### Task details
Down to the last line, repeat the entries exactly and drop any image.

(Collected data)
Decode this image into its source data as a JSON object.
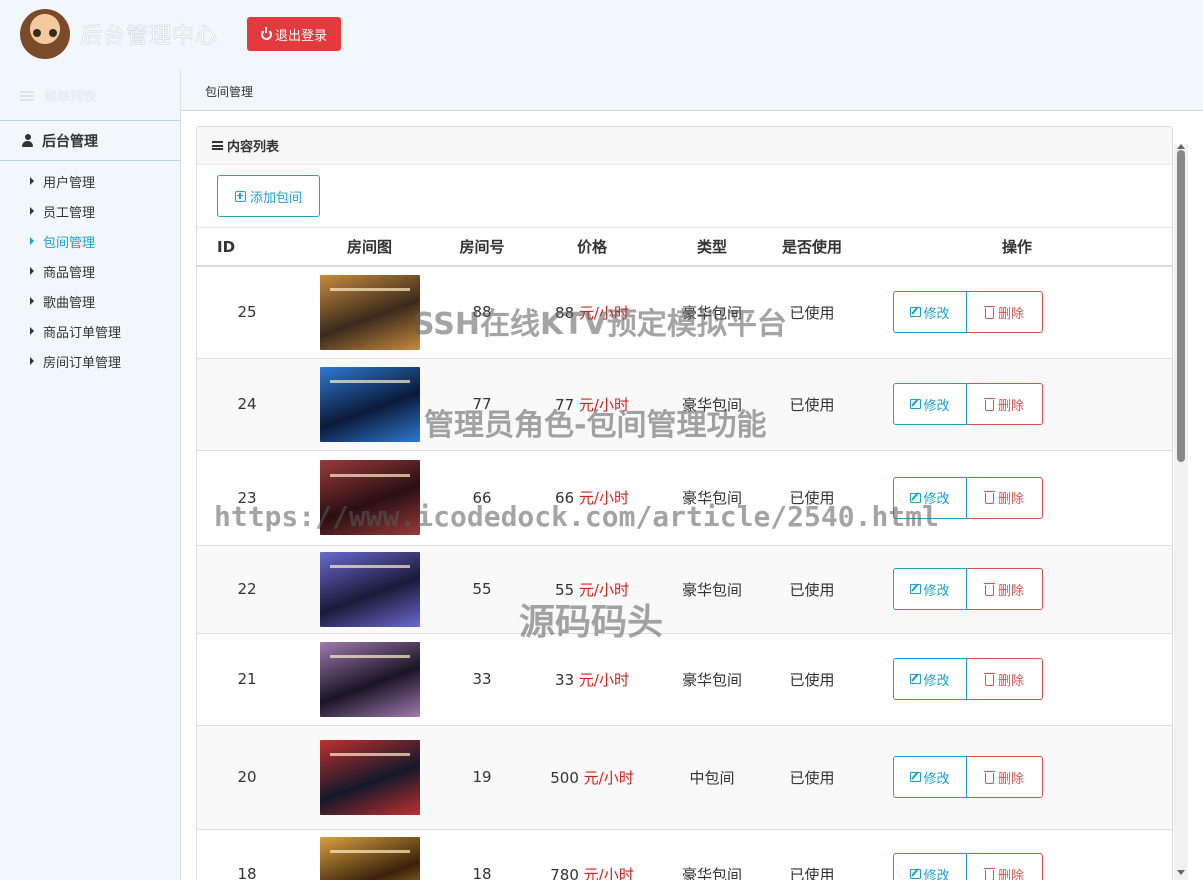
{
  "header": {
    "app_title": "后台管理中心",
    "logout_label": "退出登录",
    "accent_color": "#e43a3d"
  },
  "sidebar": {
    "menu_title": "菜单列表",
    "section_title": "后台管理",
    "items": [
      {
        "label": "用户管理",
        "active": false
      },
      {
        "label": "员工管理",
        "active": false
      },
      {
        "label": "包间管理",
        "active": true
      },
      {
        "label": "商品管理",
        "active": false
      },
      {
        "label": "歌曲管理",
        "active": false
      },
      {
        "label": "商品订单管理",
        "active": false
      },
      {
        "label": "房间订单管理",
        "active": false
      }
    ]
  },
  "breadcrumb": {
    "current": "包间管理"
  },
  "panel": {
    "title": "内容列表",
    "add_label": "添加包间"
  },
  "table": {
    "headers": [
      "ID",
      "房间图",
      "房间号",
      "价格",
      "类型",
      "是否使用",
      "操作"
    ],
    "price_unit": "元/小时",
    "edit_label": "修改",
    "delete_label": "删除",
    "rows": [
      {
        "id": "25",
        "room_no": "88",
        "price": "88",
        "type": "豪华包间",
        "used": "已使用",
        "img_colors": [
          "#3a2a1c",
          "#c98a3e"
        ]
      },
      {
        "id": "24",
        "room_no": "77",
        "price": "77",
        "type": "豪华包间",
        "used": "已使用",
        "img_colors": [
          "#0b1a3a",
          "#2f7ad1"
        ]
      },
      {
        "id": "23",
        "room_no": "66",
        "price": "66",
        "type": "豪华包间",
        "used": "已使用",
        "img_colors": [
          "#2a0f12",
          "#9a3a3a"
        ]
      },
      {
        "id": "22",
        "room_no": "55",
        "price": "55",
        "type": "豪华包间",
        "used": "已使用",
        "img_colors": [
          "#1a1a3a",
          "#6a6ad0"
        ]
      },
      {
        "id": "21",
        "room_no": "33",
        "price": "33",
        "type": "豪华包间",
        "used": "已使用",
        "img_colors": [
          "#1a1424",
          "#a07ab0"
        ]
      },
      {
        "id": "20",
        "room_no": "19",
        "price": "500",
        "type": "中包间",
        "used": "已使用",
        "img_colors": [
          "#14182a",
          "#c03030"
        ]
      },
      {
        "id": "18",
        "room_no": "18",
        "price": "780",
        "type": "豪华包间",
        "used": "已使用",
        "img_colors": [
          "#3a220a",
          "#d9a040"
        ]
      }
    ]
  },
  "watermark": {
    "line1": "SSH在线KTV预定模拟平台",
    "line2": "管理员角色-包间管理功能",
    "line3": "https://www.icodedock.com/article/2540.html",
    "line4": "源码码头"
  }
}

### Answer box
Decode this image into its source data as a JSON object.
{
  "header": {
    "app_title": "后台管理中心",
    "logout_label": "退出登录",
    "accent_color": "#e43a3d"
  },
  "sidebar": {
    "menu_title": "菜单列表",
    "section_title": "后台管理",
    "items": [
      {
        "label": "用户管理",
        "active": false
      },
      {
        "label": "员工管理",
        "active": false
      },
      {
        "label": "包间管理",
        "active": true
      },
      {
        "label": "商品管理",
        "active": false
      },
      {
        "label": "歌曲管理",
        "active": false
      },
      {
        "label": "商品订单管理",
        "active": false
      },
      {
        "label": "房间订单管理",
        "active": false
      }
    ]
  },
  "breadcrumb": {
    "current": "包间管理"
  },
  "panel": {
    "title": "内容列表",
    "add_label": "添加包间"
  },
  "table": {
    "headers": [
      "ID",
      "房间图",
      "房间号",
      "价格",
      "类型",
      "是否使用",
      "操作"
    ],
    "price_unit": "元/小时",
    "edit_label": "修改",
    "delete_label": "删除",
    "rows": [
      {
        "id": "25",
        "room_no": "88",
        "price": "88",
        "type": "豪华包间",
        "used": "已使用",
        "img_colors": [
          "#3a2a1c",
          "#c98a3e"
        ]
      },
      {
        "id": "24",
        "room_no": "77",
        "price": "77",
        "type": "豪华包间",
        "used": "已使用",
        "img_colors": [
          "#0b1a3a",
          "#2f7ad1"
        ]
      },
      {
        "id": "23",
        "room_no": "66",
        "price": "66",
        "type": "豪华包间",
        "used": "已使用",
        "img_colors": [
          "#2a0f12",
          "#9a3a3a"
        ]
      },
      {
        "id": "22",
        "room_no": "55",
        "price": "55",
        "type": "豪华包间",
        "used": "已使用",
        "img_colors": [
          "#1a1a3a",
          "#6a6ad0"
        ]
      },
      {
        "id": "21",
        "room_no": "33",
        "price": "33",
        "type": "豪华包间",
        "used": "已使用",
        "img_colors": [
          "#1a1424",
          "#a07ab0"
        ]
      },
      {
        "id": "20",
        "room_no": "19",
        "price": "500",
        "type": "中包间",
        "used": "已使用",
        "img_colors": [
          "#14182a",
          "#c03030"
        ]
      },
      {
        "id": "18",
        "room_no": "18",
        "price": "780",
        "type": "豪华包间",
        "used": "已使用",
        "img_colors": [
          "#3a220a",
          "#d9a040"
        ]
      }
    ]
  },
  "watermark": {
    "line1": "SSH在线KTV预定模拟平台",
    "line2": "管理员角色-包间管理功能",
    "line3": "https://www.icodedock.com/article/2540.html",
    "line4": "源码码头"
  }
}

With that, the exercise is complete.